I find this argument seriously bizarre. As I understand it, Bush political appointee James Comey named Bush political appointee and career prosecutor Patrick Fitzgerald to investigate the Plame leak. Bush political appointee and career prosecutor Fitzgerald filed an indictment and went to trial before Bush political appointee Reggie Walton. A jury convicted Libby, and Bush political appointee Walton sentenced him. At sentencing, Bush political appointee Judge Walton described the evidence against Libby as "overwhelming" and concluded that a 30-month sentence was appropriate. And yet the claim, as I understand it, is that the Libby prosecution was the work of political enemies who were just trying to hurt the Bush Administration.

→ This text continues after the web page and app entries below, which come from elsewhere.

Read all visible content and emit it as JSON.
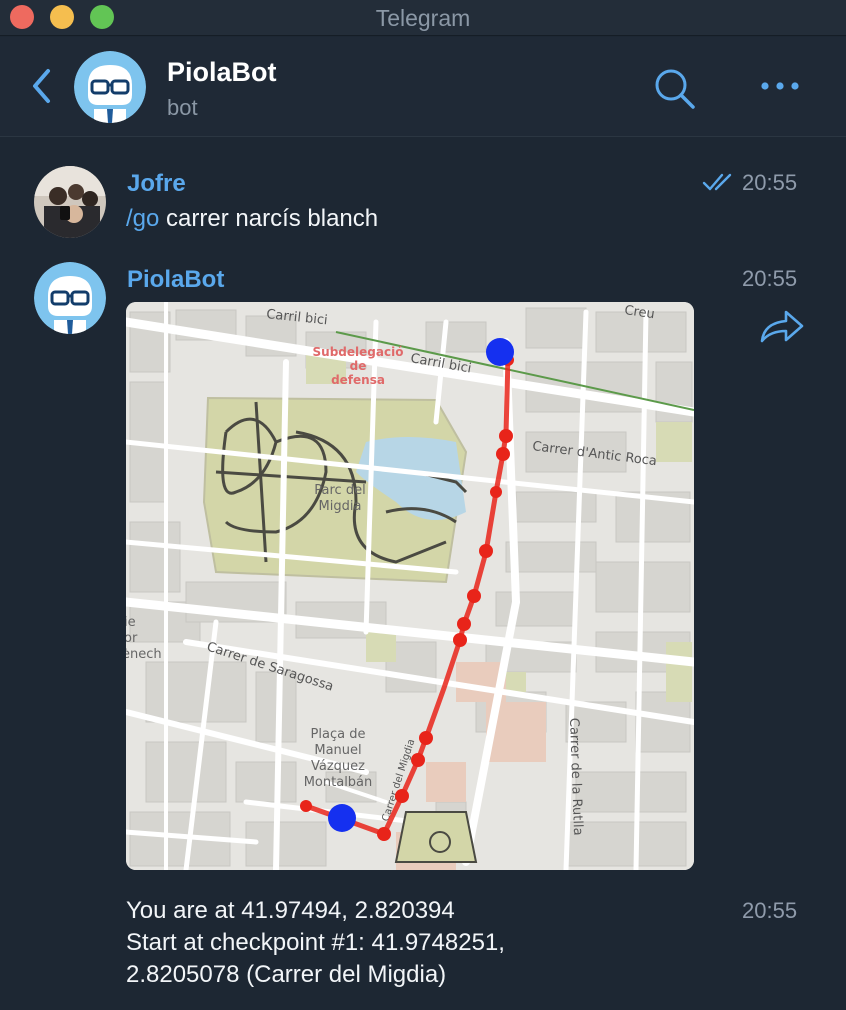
{
  "window": {
    "title": "Telegram"
  },
  "header": {
    "name": "PiolaBot",
    "subtitle": "bot"
  },
  "messages": [
    {
      "sender": "Jofre",
      "command": "/go",
      "text": " carrer narcís blanch",
      "time": "20:55",
      "status": "read"
    },
    {
      "sender": "PiolaBot",
      "time": "20:55",
      "attachment": "map-image"
    },
    {
      "lines": [
        "You are at 41.97494, 2.820394",
        "Start at checkpoint #1: 41.9748251,",
        "2.8205078 (Carrer del Migdia)"
      ],
      "time": "20:55"
    }
  ],
  "map": {
    "labels": {
      "carril_bici_1": "Carril bici",
      "carril_bici_2": "Carril bici",
      "creu": "Creu",
      "subdelegacio_1": "Subdelegació",
      "subdelegacio_2": "de",
      "subdelegacio_3": "defensa",
      "antic_roca": "Carrer d'Antic Roca",
      "parc_1": "Parc del",
      "parc_2": "Migdia",
      "saragossa": "Carrer de Saragossa",
      "placa_1": "Plaça de",
      "placa_2": "Manuel",
      "placa_3": "Vázquez",
      "placa_4": "Montalbán",
      "rutlla": "Carrer de la Rutlla",
      "edge_1": "ie",
      "edge_2": "or",
      "edge_3": "ènech",
      "migdia_street": "Carrer del Migdia"
    }
  },
  "colors": {
    "accent": "#5aa8ec",
    "background": "#1d2733",
    "route": "#e8241a",
    "marker": "#1530f0"
  }
}
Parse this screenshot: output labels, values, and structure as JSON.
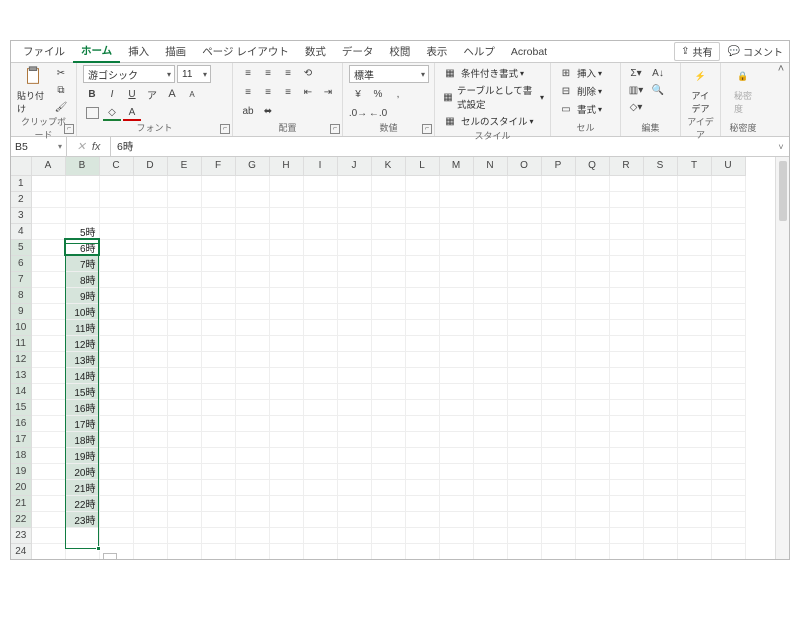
{
  "tabs": {
    "items": [
      "ファイル",
      "ホーム",
      "挿入",
      "描画",
      "ページ レイアウト",
      "数式",
      "データ",
      "校閲",
      "表示",
      "ヘルプ",
      "Acrobat"
    ],
    "active": 1,
    "share": "共有",
    "comment": "コメント"
  },
  "ribbon": {
    "clipboard": {
      "label": "クリップボード",
      "paste": "貼り付け"
    },
    "font": {
      "label": "フォント",
      "name": "游ゴシック",
      "size": "11",
      "bold": "B",
      "italic": "I",
      "underline": "U",
      "ruby": "ア",
      "grow": "A",
      "shrink": "A"
    },
    "align": {
      "label": "配置",
      "wrap": "ab"
    },
    "number": {
      "label": "数値",
      "format": "標準",
      "percent": "%",
      "comma": ","
    },
    "styles": {
      "label": "スタイル",
      "cond": "条件付き書式",
      "table": "テーブルとして書式設定",
      "cell": "セルのスタイル"
    },
    "cells": {
      "label": "セル",
      "insert": "挿入",
      "delete": "削除",
      "format": "書式"
    },
    "editing": {
      "label": "編集"
    },
    "ideas": {
      "label": "アイデア",
      "btn": "アイ\nデア"
    },
    "sensitivity": {
      "label": "秘密度",
      "btn": "秘密\n度"
    }
  },
  "formula_bar": {
    "name": "B5",
    "value": "6時"
  },
  "columns": [
    "A",
    "B",
    "C",
    "D",
    "E",
    "F",
    "G",
    "H",
    "I",
    "J",
    "K",
    "L",
    "M",
    "N",
    "O",
    "P",
    "Q",
    "R",
    "S",
    "T",
    "U"
  ],
  "row_count": 25,
  "cells": {
    "B4": "5時",
    "B5": "6時",
    "B6": "7時",
    "B7": "8時",
    "B8": "9時",
    "B9": "10時",
    "B10": "11時",
    "B11": "12時",
    "B12": "13時",
    "B13": "14時",
    "B14": "15時",
    "B15": "16時",
    "B16": "17時",
    "B17": "18時",
    "B18": "19時",
    "B19": "20時",
    "B20": "21時",
    "B21": "22時",
    "B22": "23時"
  },
  "selection": {
    "col": "B",
    "start": 5,
    "end": 22,
    "active_row": 5
  }
}
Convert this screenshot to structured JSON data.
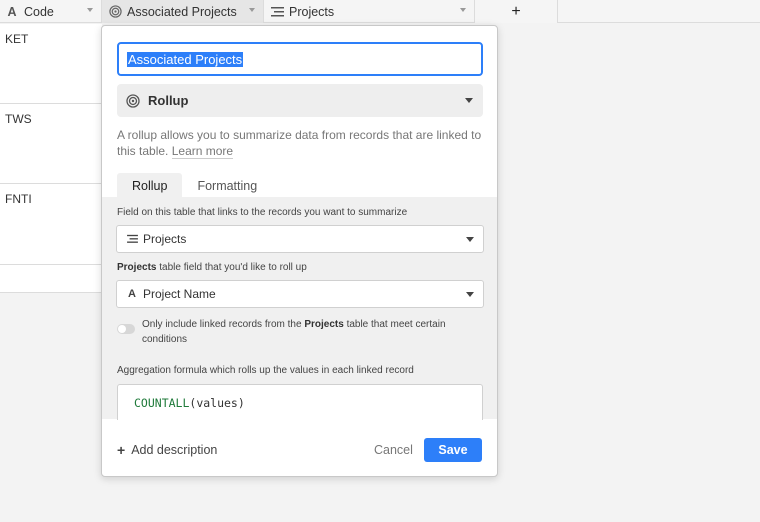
{
  "columns": [
    {
      "label": "Code",
      "icon": "text-icon"
    },
    {
      "label": "Associated Projects",
      "icon": "rollup-icon"
    },
    {
      "label": "Projects",
      "icon": "linked-records-icon"
    }
  ],
  "add_column_label": "+",
  "rows": [
    "KET",
    "TWS",
    "FNTI",
    ""
  ],
  "dialog": {
    "field_name": "Associated Projects",
    "field_type": "Rollup",
    "description_text": "A rollup allows you to summarize data from records that are linked to this table.",
    "learn_more": "Learn more",
    "tabs": [
      "Rollup",
      "Formatting"
    ],
    "link_field_label": "Field on this table that links to the records you want to summarize",
    "link_field_value": "Projects",
    "rollup_field_label_table": "Projects",
    "rollup_field_label_rest": "table field that you'd like to roll up",
    "rollup_field_value": "Project Name",
    "filter_toggle_prefix": "Only include linked records from the",
    "filter_toggle_table": "Projects",
    "filter_toggle_suffix": "table that meet certain conditions",
    "aggregation_label": "Aggregation formula which rolls up the values in each linked record",
    "formula_fn": "COUNTALL",
    "formula_args": "(values)",
    "add_description": "Add description",
    "cancel_label": "Cancel",
    "save_label": "Save"
  },
  "colors": {
    "accent": "#2d7ff9",
    "formula_fn": "#1f7a3a"
  }
}
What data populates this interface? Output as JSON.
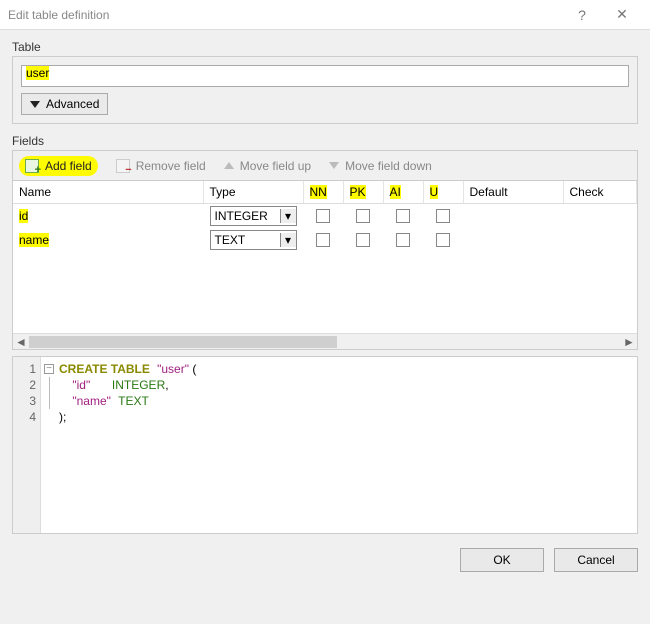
{
  "window": {
    "title": "Edit table definition"
  },
  "table_section": {
    "label": "Table",
    "value": "user",
    "advanced": "Advanced"
  },
  "fields_section": {
    "label": "Fields",
    "toolbar": {
      "add": "Add field",
      "remove": "Remove field",
      "up": "Move field up",
      "down": "Move field down"
    },
    "columns": {
      "name": "Name",
      "type": "Type",
      "nn": "NN",
      "pk": "PK",
      "ai": "AI",
      "u": "U",
      "default": "Default",
      "check": "Check"
    },
    "rows": [
      {
        "name": "id",
        "type": "INTEGER",
        "nn": false,
        "pk": false,
        "ai": false,
        "u": false,
        "default": "",
        "check": ""
      },
      {
        "name": "name",
        "type": "TEXT",
        "nn": false,
        "pk": false,
        "ai": false,
        "u": false,
        "default": "",
        "check": ""
      }
    ]
  },
  "sql": {
    "ln1": "1",
    "ln2": "2",
    "ln3": "3",
    "ln4": "4",
    "kw_create": "CREATE TABLE",
    "tbl_name": "\"user\"",
    "open_paren": " (",
    "indent": "    ",
    "col_id": "\"id\"",
    "type_int": "INTEGER",
    "comma": ",",
    "col_name": "\"name\"",
    "type_text": "TEXT",
    "close": ");"
  },
  "buttons": {
    "ok": "OK",
    "cancel": "Cancel"
  }
}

I find this claim bizarre. I'm open to arguments that parts of the case against Libby were unfair. But for the case to have been purely political, doesn't that require the involvement of someone who was not a Bush political appointee? Who are the political opponents who brought the case? Is the idea that Fitzgerald is secretly a Democratic party operative? That Judge Walton is a double agent? Or is the idea that Fitzgerald and Walton were hypnotized by "the Mainstream Media" like Raymond Shaw in the Manchurian Candidate? Seriously, I don't get it.

Here's the Wikipedia article on the impeachment of President Clinton on charges of perjury and obstruction of justice. It includes, of course, lists of how the senators voted on each charge. It would be interesting to look up the Republican senators who voted to impeach Clinton then and who are now supportive of the commutation (if not pardon) of Libby, and compare their statements then and now.